How to reduce vibration in carbide sawing

If the machine does not follow the rules above, there’s not

much that can be done by the end user to reduce vibration.

Above all else, it’s critical for long term production results that

end users purchase a stiff machine with robust design.

Additionally, we have found that increasing the feed rate to

apply more force to the cut may actually help to stabilise the

blade in the cut.

Finally, it is important to understand the difference between

stabilising and damping, making sure that the machine is

equipped with the right components for both.

Vibration is the most harmful element in carbide sawing, but

other factors, such as resonance, and stabilising and damping

components must also be considered in machine design.

My next piece will highlight the damaging effect of resonance

and what can be done to prevent it, and my final piece

will distinguish between stabilising and damping, and how

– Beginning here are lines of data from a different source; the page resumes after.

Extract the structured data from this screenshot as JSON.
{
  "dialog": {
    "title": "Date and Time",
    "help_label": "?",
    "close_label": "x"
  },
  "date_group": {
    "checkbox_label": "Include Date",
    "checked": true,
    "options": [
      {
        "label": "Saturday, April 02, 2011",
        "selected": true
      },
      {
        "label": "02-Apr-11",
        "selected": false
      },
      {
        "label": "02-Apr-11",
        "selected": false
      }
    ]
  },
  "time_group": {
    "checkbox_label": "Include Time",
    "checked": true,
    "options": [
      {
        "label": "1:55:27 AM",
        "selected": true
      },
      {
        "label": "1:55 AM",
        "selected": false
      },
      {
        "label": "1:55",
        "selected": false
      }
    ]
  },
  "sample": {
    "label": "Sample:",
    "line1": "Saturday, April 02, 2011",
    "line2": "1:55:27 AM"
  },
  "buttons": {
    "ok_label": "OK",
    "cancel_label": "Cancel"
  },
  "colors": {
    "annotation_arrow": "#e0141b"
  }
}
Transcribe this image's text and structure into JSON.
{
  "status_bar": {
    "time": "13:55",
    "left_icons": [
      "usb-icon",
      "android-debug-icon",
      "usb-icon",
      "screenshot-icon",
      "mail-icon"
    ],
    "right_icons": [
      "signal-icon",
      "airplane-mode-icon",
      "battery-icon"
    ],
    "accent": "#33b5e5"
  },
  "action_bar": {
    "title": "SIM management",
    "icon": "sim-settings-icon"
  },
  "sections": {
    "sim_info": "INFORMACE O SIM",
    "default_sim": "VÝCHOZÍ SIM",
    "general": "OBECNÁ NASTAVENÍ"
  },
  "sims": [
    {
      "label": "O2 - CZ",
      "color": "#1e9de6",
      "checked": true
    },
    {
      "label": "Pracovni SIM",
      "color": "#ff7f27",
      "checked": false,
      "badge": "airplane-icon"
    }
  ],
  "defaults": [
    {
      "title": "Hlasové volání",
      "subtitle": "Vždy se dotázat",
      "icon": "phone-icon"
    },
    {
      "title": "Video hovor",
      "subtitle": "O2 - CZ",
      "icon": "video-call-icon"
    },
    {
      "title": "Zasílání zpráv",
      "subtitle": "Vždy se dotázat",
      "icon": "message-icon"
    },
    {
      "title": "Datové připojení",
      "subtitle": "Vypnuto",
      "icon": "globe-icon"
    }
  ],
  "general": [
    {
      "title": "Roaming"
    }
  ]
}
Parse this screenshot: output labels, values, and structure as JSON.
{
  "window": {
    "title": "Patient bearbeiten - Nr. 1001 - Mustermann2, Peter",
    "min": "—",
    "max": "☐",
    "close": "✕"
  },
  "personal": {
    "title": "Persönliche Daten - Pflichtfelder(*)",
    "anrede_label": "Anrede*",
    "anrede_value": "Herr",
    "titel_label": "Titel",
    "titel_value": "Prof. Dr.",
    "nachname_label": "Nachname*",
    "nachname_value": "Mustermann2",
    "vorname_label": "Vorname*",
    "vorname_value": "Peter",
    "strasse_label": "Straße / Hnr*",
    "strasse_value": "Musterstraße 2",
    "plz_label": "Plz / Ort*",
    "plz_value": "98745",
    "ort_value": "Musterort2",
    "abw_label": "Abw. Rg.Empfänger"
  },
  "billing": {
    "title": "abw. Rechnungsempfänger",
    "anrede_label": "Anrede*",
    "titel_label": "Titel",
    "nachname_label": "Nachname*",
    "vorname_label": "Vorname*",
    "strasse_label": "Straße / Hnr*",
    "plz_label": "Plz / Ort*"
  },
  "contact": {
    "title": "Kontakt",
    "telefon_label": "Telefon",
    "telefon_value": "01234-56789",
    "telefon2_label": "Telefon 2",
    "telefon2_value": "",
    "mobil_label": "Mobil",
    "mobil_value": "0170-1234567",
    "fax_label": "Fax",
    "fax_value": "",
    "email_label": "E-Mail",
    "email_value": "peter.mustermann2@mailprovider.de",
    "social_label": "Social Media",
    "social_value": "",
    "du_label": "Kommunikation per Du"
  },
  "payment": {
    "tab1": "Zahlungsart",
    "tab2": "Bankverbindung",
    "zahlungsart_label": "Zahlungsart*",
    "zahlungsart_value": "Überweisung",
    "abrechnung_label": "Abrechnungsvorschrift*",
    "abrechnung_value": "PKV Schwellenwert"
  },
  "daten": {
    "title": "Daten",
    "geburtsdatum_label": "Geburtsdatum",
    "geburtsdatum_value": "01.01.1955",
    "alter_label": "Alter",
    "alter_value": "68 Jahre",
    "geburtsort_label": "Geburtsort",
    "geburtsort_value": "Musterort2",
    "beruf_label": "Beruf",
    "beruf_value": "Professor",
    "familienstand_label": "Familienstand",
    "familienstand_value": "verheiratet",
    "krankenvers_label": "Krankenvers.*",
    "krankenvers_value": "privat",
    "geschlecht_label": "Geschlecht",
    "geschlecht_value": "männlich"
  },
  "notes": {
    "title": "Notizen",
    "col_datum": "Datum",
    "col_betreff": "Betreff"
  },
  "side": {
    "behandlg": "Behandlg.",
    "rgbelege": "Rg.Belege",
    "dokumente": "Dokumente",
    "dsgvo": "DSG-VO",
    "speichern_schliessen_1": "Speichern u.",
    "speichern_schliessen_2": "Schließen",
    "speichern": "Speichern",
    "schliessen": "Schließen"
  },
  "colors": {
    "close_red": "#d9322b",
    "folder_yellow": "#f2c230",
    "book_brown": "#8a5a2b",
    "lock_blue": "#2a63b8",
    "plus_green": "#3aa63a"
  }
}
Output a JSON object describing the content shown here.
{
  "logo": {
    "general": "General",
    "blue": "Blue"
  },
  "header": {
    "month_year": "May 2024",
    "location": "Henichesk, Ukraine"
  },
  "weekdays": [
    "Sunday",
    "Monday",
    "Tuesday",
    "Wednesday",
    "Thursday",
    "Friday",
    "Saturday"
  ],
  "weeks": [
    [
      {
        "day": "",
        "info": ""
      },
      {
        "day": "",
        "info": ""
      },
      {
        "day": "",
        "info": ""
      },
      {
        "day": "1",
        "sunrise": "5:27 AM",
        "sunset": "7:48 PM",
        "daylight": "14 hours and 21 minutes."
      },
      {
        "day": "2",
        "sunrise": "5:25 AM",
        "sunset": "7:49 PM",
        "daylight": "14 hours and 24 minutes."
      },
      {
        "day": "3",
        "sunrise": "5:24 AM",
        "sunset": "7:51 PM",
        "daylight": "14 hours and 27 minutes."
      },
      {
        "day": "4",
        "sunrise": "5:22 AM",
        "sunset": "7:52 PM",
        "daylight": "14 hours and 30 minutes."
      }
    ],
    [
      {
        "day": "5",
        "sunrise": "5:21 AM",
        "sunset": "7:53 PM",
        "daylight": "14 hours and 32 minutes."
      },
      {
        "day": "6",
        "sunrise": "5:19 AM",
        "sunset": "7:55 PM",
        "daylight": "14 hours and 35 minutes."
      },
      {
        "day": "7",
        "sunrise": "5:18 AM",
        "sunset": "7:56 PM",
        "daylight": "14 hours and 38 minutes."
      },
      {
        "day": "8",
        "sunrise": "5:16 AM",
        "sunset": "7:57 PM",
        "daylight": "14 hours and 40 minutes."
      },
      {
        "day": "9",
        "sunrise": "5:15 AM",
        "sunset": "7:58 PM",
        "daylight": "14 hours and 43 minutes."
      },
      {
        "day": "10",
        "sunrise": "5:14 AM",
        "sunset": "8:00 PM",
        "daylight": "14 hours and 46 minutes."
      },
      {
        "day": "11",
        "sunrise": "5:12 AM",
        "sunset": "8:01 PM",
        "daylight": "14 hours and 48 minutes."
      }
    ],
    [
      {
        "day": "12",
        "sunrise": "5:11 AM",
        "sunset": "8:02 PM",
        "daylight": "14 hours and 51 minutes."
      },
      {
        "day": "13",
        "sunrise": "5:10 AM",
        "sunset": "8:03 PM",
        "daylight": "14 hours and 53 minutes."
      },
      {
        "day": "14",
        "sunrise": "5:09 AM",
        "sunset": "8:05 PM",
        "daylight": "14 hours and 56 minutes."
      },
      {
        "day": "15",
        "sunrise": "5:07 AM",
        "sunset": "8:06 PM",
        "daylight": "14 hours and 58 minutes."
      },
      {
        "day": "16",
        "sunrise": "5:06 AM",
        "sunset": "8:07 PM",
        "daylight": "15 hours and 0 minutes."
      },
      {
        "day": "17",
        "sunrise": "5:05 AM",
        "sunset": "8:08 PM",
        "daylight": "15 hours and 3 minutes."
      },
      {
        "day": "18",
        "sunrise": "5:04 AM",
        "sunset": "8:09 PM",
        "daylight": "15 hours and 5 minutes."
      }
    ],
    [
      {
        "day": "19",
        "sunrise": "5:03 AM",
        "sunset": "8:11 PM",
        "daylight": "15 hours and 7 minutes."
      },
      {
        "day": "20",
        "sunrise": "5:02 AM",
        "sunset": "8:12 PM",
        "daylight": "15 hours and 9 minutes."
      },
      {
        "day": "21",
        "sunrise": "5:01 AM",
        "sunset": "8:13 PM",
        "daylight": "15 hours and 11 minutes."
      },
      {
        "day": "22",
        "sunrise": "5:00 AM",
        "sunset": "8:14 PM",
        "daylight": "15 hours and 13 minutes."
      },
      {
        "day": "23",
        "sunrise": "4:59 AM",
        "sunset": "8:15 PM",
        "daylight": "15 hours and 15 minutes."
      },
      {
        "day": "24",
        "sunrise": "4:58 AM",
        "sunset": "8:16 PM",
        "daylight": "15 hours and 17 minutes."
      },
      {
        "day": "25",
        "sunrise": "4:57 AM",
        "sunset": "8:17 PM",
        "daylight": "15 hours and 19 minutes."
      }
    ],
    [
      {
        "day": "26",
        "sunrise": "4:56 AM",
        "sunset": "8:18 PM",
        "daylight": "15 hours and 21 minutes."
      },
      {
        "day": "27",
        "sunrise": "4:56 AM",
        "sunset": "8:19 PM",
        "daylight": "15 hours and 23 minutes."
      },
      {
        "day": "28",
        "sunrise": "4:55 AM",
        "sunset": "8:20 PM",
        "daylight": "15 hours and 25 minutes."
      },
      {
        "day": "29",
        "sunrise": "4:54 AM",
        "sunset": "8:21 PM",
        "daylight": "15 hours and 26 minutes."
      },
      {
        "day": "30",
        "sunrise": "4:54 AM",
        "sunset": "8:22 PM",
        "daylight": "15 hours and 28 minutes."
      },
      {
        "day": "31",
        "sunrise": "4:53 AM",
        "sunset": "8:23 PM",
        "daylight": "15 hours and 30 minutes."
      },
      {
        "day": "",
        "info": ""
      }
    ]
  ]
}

machine designers utilise components to stabilise the blade

and control vibration to design machines with the lowest cost-

per-cut for the customer.

Figure 4: Vibration mode pattern of the second node diameters

typically occur at low rpm and have the most damaging effect